As I mentioned above, my #GivingStory campaign did not generate a donation to buy shoes for the children in Cambodia.

However, I was not alone. Linda’s daughter-in-law, Daniella, requested donations to the project for her birthday.

Weaving Influence did a holiday campaign where for every mile run or walked by staff, a dollar was donated to the “shoes” effort.

A donor provided a matching grant of $3,000.

When Linda and her team visited Cambodia in August 2016, they provided 340 children with pairs of The Shoe that Grows. Because they were able to purchase 497 pairs of the 600-pair goal, all of the current enrollees at Light of Future schools got a pair of the shoes.

Looking back on the way events unfolded, I am reminded that while my efforts were a strong volley into the fundraising court, I was not playing that match all by myself. Linda was telling her networks. Daniella was sharing her birthday with the cause. Becky of Weaving Influence was encouraging us to run or walk and making sure every mile generated a donation.

This August, as pictures of the children wearing their new shoes scrolled onto my screen, I smiled, thrilled that the children were so happy. They benefited from so many people who cared about their health, physically and spiritually.

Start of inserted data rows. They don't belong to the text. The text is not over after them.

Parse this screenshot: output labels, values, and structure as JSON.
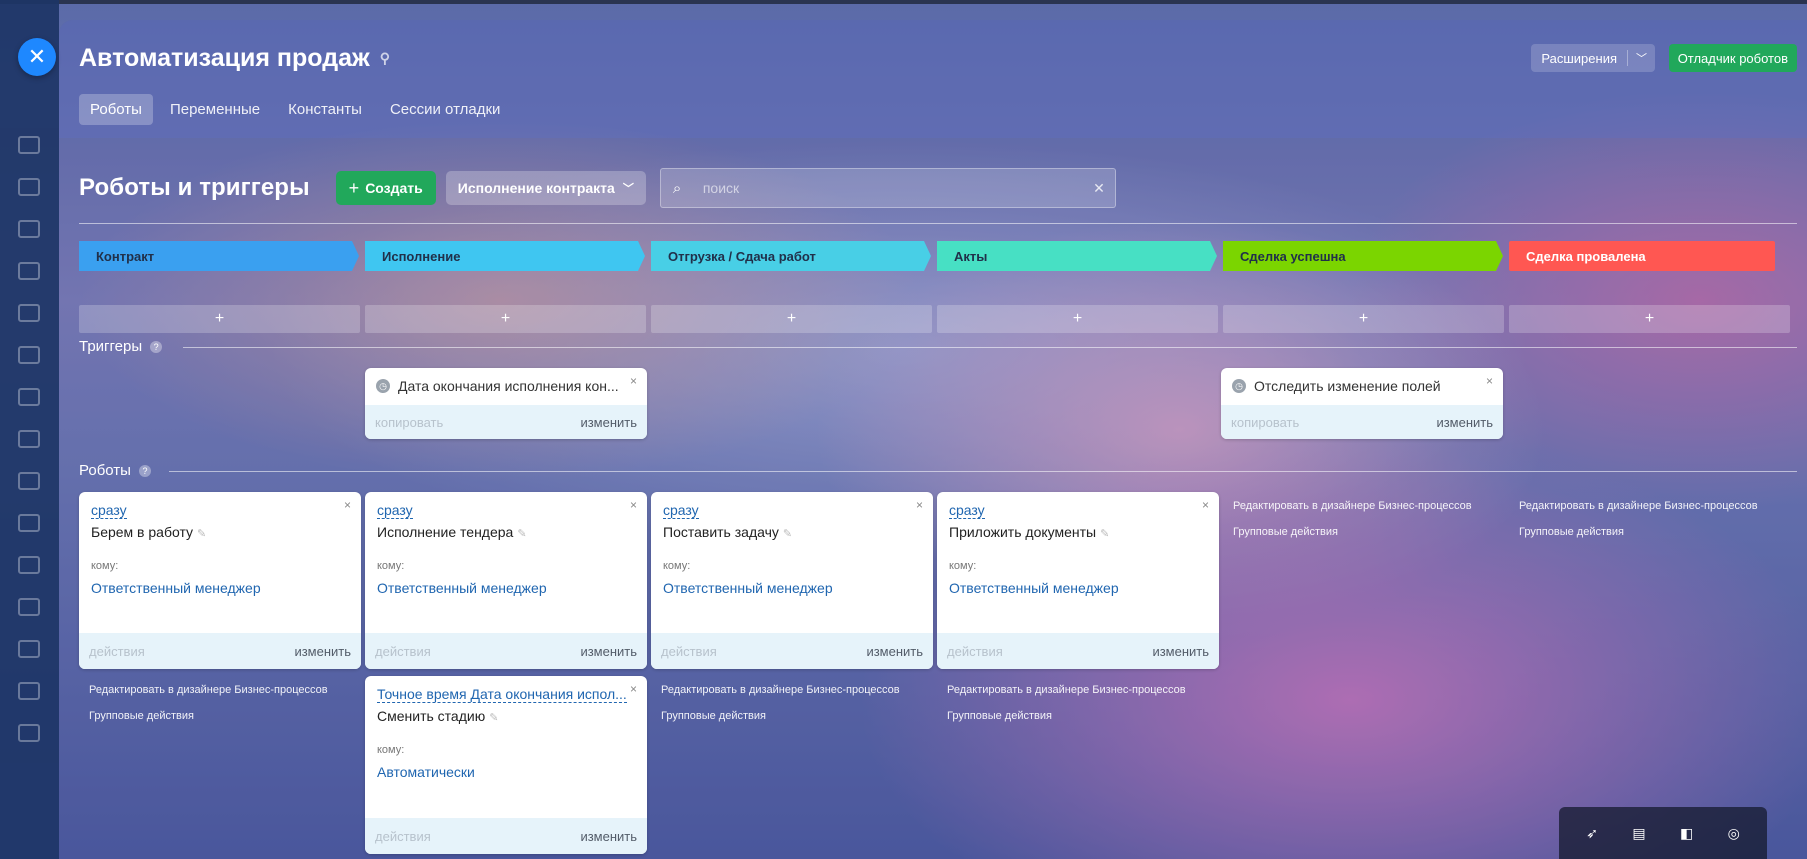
{
  "window": {
    "title": "Автоматизация продаж",
    "close_label": "✕"
  },
  "header": {
    "extensions_label": "Расширения",
    "debugger_label": "Отладчик роботов"
  },
  "tabs": [
    {
      "label": "Роботы",
      "active": true
    },
    {
      "label": "Переменные"
    },
    {
      "label": "Константы"
    },
    {
      "label": "Сессии отладки"
    }
  ],
  "toolbar": {
    "heading": "Роботы и триггеры",
    "create_label": "Создать",
    "pipeline_label": "Исполнение контракта",
    "search_placeholder": "поиск"
  },
  "stages": [
    {
      "label": "Контракт",
      "color": "#3aa0f0"
    },
    {
      "label": "Исполнение",
      "color": "#3fc6f1"
    },
    {
      "label": "Отгрузка / Сдача работ",
      "color": "#48cfe6"
    },
    {
      "label": "Акты",
      "color": "#47e0c4"
    },
    {
      "label": "Сделка успешна",
      "color": "#7bd500"
    },
    {
      "label": "Сделка провалена",
      "color": "#ff5752"
    }
  ],
  "add_symbol": "+",
  "sections": {
    "triggers": "Триггеры",
    "robots": "Роботы",
    "help": "?"
  },
  "common": {
    "copy": "копировать",
    "edit": "изменить",
    "actions": "действия",
    "to": "кому:",
    "close": "×",
    "bp_designer": "Редактировать в дизайнере Бизнес-процессов",
    "group_actions": "Групповые действия"
  },
  "triggers": [
    {
      "stage": 1,
      "title": "Дата окончания исполнения кон..."
    },
    {
      "stage": 4,
      "title": "Отследить изменение полей"
    }
  ],
  "robots": [
    {
      "stage": 0,
      "when": "сразу",
      "name": "Берем в работу",
      "who": "Ответственный менеджер"
    },
    {
      "stage": 1,
      "when": "сразу",
      "name": "Исполнение тендера",
      "who": "Ответственный менеджер"
    },
    {
      "stage": 1,
      "when": "Точное время Дата окончания испол...",
      "name": "Сменить стадию",
      "who": "Автоматически"
    },
    {
      "stage": 2,
      "when": "сразу",
      "name": "Поставить задачу",
      "who": "Ответственный менеджер"
    },
    {
      "stage": 3,
      "when": "сразу",
      "name": "Приложить документы",
      "who": "Ответственный менеджер"
    }
  ],
  "tray": {
    "icons": [
      "cursor-icon",
      "clipboard-icon",
      "app-icon",
      "chat-icon"
    ]
  }
}
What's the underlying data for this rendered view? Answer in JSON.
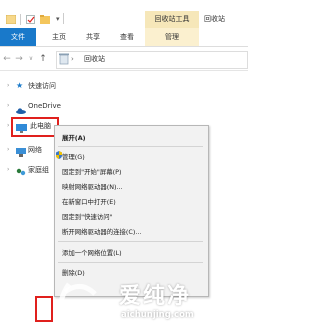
{
  "titlebar": {
    "context_tab": "回收站工具",
    "window_title": "回收站"
  },
  "ribbon": {
    "tabs": [
      "文件",
      "主页",
      "共享",
      "查看",
      "管理"
    ]
  },
  "address": {
    "path": "回收站",
    "separator": "›"
  },
  "sidebar": {
    "items": [
      {
        "label": "快速访问",
        "icon": "star-icon"
      },
      {
        "label": "OneDrive",
        "icon": "cloud-icon"
      },
      {
        "label": "此电脑",
        "icon": "computer-icon"
      },
      {
        "label": "网络",
        "icon": "network-icon"
      },
      {
        "label": "家庭组",
        "icon": "homegroup-icon"
      }
    ]
  },
  "context_menu": {
    "items": [
      "展开(A)",
      "管理(G)",
      "固定到\"开始\"屏幕(P)",
      "映射网络驱动器(N)...",
      "在新窗口中打开(E)",
      "固定到\"快速访问\"",
      "断开网络驱动器的连接(C)...",
      "添加一个网络位置(L)",
      "删除(D)"
    ]
  },
  "watermark": {
    "title": "爱纯净",
    "url": "aichunjing.com"
  },
  "colors": {
    "file_tab": "#1979ca",
    "context_tab": "#f6e7b9",
    "highlight": "#e0201d"
  }
}
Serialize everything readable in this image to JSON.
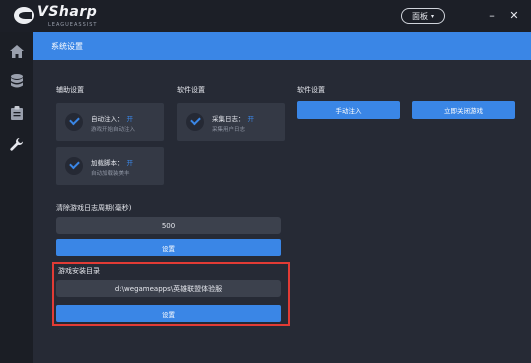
{
  "app": {
    "logo_text": "VSharp",
    "logo_sub": "LEAGUEASSIST",
    "panel_button": "面板",
    "minimize": "–",
    "close": "✕"
  },
  "sidebar": {
    "icons": [
      "home-icon",
      "database-icon",
      "clipboard-icon",
      "wrench-icon"
    ]
  },
  "banner": {
    "title": "系统设置"
  },
  "sections": {
    "assist": "辅助设置",
    "software": "软件设置",
    "software2": "软件设置",
    "clear_log": "清除游戏日志周期(毫秒)",
    "game_dir": "游戏安装目录"
  },
  "cards": [
    {
      "name": "自动注入：",
      "state": "开",
      "desc": "游戏开始自动注入"
    },
    {
      "name": "采集日志：",
      "state": "开",
      "desc": "采集用户日志"
    },
    {
      "name": "加载脚本：",
      "state": "开",
      "desc": "自动加载装美丰"
    }
  ],
  "buttons": {
    "manual_inject": "手动注入",
    "close_game": "立即关闭游戏",
    "set_log": "设置",
    "set_dir": "设置"
  },
  "fields": {
    "log_period": "500",
    "game_path": "d:\\wegameapps\\英雄联盟体验服"
  },
  "colors": {
    "accent": "#3a86e6",
    "highlight": "#e23b35",
    "background": "#262a35"
  }
}
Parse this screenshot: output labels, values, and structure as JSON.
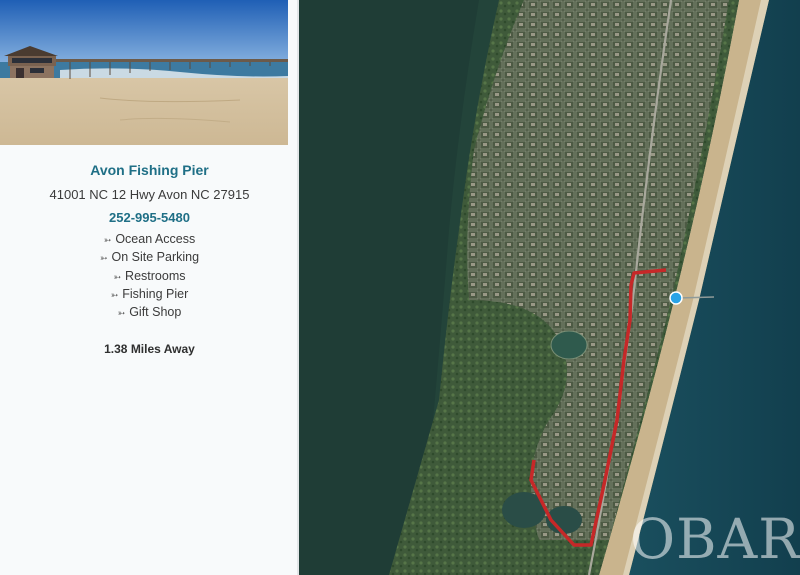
{
  "listing": {
    "name": "Avon Fishing Pier",
    "address": "41001 NC 12 Hwy Avon NC 27915",
    "phone": "252-995-5480",
    "amenities": [
      {
        "icon": "arrow-right-icon",
        "arrow": "➳",
        "label": "Ocean Access"
      },
      {
        "icon": "arrow-right-icon",
        "arrow": "➳",
        "label": "On Site Parking"
      },
      {
        "icon": "arrow-right-icon",
        "arrow": "➳",
        "label": "Restrooms"
      },
      {
        "icon": "arrow-right-icon",
        "arrow": "➳",
        "label": "Fishing Pier"
      },
      {
        "icon": "arrow-right-icon",
        "arrow": "➳",
        "label": "Gift Shop"
      }
    ],
    "distance": "1.38 Miles Away"
  },
  "map": {
    "route_color": "#c62828",
    "destination_marker_color": "#29a3e6",
    "watermark": "OBAR"
  }
}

Giving Tuesday and "The Shoe That Grows" Campaign

What didn’t matter one iota to them, though, was when the money was given. Hundreds of children in Kratie province now have shoes on their feet and the benefit of a medical checkup that was part of the shoe acquisition process.

All independent of a hashtag or a specific day.

Give what you can today, but remember there are 364 other days of the year when your donations of time and money can make a difference.


Image Credit: Child in Cambodia: Gabriel Rivera, Courtesy of Linda Freeman
Logo Credit: GivingTuesday.Org